Exercise |
Make a tally of the lines in the records that include the string "sehen", and give only that number.

━━━━━━━━━━━━━━━━

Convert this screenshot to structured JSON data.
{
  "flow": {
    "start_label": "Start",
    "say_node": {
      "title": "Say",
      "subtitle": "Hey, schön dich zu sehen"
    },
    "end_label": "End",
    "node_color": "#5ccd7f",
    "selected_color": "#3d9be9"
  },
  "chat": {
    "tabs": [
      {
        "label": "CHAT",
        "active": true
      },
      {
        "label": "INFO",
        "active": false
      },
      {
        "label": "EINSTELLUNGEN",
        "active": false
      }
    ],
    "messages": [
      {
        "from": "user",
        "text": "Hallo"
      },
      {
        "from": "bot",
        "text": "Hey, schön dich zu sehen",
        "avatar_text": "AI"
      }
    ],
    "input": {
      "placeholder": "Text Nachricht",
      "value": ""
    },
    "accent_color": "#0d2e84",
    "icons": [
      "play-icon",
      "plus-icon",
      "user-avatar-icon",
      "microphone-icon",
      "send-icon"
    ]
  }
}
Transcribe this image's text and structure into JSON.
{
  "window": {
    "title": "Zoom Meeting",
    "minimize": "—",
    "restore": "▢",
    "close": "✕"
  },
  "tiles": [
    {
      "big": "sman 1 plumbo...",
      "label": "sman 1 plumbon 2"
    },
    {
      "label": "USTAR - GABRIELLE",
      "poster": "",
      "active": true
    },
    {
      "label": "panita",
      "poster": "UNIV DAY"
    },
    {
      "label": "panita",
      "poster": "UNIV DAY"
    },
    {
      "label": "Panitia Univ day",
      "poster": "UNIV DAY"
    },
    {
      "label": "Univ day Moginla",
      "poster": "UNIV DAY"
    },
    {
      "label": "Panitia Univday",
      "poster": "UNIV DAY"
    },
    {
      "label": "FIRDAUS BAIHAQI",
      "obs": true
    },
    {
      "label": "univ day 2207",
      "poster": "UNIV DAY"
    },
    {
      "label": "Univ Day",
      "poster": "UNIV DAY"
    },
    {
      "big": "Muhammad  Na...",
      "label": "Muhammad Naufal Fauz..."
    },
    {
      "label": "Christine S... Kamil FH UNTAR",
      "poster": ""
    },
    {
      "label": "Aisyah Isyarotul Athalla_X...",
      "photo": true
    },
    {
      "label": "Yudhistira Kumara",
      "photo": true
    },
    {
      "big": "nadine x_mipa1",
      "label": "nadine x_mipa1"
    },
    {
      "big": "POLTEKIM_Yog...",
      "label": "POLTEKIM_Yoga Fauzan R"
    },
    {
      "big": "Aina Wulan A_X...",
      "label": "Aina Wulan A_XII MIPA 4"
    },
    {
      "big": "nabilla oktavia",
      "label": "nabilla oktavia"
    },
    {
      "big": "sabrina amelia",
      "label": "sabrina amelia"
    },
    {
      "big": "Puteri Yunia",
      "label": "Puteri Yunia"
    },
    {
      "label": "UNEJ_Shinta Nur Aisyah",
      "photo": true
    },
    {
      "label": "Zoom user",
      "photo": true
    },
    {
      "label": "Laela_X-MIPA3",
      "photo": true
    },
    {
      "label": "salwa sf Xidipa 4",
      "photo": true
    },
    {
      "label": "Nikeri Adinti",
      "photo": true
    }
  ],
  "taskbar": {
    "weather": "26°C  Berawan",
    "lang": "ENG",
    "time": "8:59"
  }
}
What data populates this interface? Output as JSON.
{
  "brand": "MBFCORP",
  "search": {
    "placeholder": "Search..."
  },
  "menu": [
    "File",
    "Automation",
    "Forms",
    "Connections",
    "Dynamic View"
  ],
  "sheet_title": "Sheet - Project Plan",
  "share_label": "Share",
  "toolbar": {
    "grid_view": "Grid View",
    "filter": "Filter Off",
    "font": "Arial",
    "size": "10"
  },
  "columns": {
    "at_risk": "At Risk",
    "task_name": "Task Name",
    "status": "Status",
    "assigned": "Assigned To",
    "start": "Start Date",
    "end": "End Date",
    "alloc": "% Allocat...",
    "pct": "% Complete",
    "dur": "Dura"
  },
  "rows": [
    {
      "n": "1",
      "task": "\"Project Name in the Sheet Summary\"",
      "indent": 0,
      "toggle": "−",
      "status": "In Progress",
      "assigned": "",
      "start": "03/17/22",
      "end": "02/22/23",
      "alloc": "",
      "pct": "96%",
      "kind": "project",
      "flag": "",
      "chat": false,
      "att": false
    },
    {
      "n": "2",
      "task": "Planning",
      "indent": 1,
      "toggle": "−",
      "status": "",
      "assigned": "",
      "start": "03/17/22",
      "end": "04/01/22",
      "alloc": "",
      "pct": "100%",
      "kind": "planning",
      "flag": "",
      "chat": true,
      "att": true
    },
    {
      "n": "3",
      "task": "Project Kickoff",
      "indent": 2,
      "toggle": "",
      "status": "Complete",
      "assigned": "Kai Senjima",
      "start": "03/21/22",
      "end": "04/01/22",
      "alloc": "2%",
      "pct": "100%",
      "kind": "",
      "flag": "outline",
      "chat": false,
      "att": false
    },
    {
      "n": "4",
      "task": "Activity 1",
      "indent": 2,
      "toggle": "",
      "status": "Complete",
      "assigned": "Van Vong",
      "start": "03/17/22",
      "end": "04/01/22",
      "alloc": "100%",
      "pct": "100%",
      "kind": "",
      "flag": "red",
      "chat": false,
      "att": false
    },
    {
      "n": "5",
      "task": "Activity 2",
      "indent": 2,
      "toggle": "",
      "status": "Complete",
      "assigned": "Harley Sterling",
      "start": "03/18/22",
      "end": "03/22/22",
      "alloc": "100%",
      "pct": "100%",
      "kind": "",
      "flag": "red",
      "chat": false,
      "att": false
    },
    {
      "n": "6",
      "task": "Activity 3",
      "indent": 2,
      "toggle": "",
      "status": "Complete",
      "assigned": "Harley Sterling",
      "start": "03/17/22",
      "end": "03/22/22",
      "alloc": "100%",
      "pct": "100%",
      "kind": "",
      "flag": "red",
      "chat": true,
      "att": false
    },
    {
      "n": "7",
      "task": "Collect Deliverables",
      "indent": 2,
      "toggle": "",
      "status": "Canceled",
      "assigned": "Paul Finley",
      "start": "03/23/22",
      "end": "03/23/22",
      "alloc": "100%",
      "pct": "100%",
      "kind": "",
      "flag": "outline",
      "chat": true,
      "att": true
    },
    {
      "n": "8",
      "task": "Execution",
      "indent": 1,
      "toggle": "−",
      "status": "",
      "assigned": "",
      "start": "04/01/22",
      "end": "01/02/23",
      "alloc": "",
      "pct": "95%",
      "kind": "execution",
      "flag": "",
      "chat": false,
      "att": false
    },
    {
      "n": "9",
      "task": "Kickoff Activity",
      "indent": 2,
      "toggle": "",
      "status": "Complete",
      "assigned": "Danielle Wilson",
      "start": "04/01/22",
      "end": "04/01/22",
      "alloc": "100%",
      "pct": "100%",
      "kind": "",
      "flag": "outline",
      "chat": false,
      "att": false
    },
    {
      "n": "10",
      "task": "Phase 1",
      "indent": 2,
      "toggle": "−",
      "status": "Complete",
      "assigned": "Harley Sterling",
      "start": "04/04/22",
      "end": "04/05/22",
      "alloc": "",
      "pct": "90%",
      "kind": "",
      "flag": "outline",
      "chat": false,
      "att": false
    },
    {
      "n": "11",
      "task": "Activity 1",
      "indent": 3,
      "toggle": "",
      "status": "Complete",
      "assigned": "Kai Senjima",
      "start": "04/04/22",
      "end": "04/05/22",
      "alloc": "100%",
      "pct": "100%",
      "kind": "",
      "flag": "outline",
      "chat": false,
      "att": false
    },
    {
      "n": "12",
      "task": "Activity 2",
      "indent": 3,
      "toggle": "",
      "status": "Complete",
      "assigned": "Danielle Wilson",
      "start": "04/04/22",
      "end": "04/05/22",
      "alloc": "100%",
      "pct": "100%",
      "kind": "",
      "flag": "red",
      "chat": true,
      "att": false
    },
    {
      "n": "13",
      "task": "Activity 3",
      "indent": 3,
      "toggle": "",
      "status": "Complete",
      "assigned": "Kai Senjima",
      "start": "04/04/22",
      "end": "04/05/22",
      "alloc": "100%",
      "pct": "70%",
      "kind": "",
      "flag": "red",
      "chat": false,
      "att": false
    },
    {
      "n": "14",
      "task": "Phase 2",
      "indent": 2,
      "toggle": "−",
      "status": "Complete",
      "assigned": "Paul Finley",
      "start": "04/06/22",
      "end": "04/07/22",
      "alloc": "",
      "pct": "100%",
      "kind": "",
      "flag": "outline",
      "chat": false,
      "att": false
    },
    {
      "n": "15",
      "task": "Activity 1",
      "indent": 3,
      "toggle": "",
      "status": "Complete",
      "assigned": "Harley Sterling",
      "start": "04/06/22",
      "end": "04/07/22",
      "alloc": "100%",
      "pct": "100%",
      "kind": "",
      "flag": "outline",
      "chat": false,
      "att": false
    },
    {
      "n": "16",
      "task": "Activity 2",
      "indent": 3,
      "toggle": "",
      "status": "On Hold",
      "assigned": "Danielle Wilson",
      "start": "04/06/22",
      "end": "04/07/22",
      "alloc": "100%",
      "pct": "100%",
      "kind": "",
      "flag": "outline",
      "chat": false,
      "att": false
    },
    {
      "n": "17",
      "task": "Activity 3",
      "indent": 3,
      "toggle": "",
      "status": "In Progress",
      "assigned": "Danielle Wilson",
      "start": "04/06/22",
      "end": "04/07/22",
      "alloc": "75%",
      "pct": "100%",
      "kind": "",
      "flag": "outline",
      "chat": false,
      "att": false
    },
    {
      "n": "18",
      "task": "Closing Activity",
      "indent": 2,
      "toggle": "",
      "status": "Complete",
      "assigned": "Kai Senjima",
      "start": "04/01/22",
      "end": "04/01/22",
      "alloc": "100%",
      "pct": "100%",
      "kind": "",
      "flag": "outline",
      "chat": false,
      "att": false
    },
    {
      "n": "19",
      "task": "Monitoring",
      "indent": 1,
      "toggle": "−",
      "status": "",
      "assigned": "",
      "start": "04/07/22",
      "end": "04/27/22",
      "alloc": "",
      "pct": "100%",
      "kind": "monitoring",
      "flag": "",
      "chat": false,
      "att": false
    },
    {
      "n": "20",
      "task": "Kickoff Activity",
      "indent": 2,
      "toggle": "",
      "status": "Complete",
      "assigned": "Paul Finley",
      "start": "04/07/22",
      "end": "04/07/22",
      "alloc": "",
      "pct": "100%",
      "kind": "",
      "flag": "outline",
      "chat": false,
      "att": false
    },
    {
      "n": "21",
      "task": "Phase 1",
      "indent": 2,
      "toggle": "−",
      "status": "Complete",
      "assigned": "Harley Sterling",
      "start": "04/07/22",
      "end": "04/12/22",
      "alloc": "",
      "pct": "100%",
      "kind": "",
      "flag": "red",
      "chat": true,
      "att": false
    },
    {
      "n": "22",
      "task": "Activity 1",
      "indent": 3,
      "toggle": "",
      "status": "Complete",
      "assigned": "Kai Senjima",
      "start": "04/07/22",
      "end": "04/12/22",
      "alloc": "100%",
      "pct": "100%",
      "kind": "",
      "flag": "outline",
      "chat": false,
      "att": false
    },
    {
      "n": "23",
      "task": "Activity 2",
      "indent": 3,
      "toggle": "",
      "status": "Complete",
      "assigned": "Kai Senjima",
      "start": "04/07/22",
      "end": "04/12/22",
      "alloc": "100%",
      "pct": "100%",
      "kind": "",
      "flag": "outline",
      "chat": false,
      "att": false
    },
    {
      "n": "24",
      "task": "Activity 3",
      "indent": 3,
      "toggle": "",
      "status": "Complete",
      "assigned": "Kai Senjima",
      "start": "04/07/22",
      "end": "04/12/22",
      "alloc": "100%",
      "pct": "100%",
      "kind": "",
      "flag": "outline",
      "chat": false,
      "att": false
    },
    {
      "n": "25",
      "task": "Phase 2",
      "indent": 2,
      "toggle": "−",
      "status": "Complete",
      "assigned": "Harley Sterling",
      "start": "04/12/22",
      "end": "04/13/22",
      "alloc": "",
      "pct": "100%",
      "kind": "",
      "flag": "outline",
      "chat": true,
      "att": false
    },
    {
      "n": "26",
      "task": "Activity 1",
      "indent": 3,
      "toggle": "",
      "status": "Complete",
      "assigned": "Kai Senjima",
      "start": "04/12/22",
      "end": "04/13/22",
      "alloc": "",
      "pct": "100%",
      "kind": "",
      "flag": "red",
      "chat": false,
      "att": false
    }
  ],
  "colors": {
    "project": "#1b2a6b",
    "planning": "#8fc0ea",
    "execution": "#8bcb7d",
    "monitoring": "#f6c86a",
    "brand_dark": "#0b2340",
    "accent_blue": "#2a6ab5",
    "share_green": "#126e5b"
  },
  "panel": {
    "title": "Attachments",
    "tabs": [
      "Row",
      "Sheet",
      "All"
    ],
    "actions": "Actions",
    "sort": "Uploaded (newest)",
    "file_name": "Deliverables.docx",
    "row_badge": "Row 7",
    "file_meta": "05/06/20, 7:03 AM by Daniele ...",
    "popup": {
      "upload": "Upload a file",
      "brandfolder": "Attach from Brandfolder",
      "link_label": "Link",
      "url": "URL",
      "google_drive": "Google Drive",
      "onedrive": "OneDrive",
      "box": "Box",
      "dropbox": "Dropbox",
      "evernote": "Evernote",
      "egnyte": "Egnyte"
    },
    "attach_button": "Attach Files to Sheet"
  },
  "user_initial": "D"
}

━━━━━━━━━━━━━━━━

Solution to the exercise |
2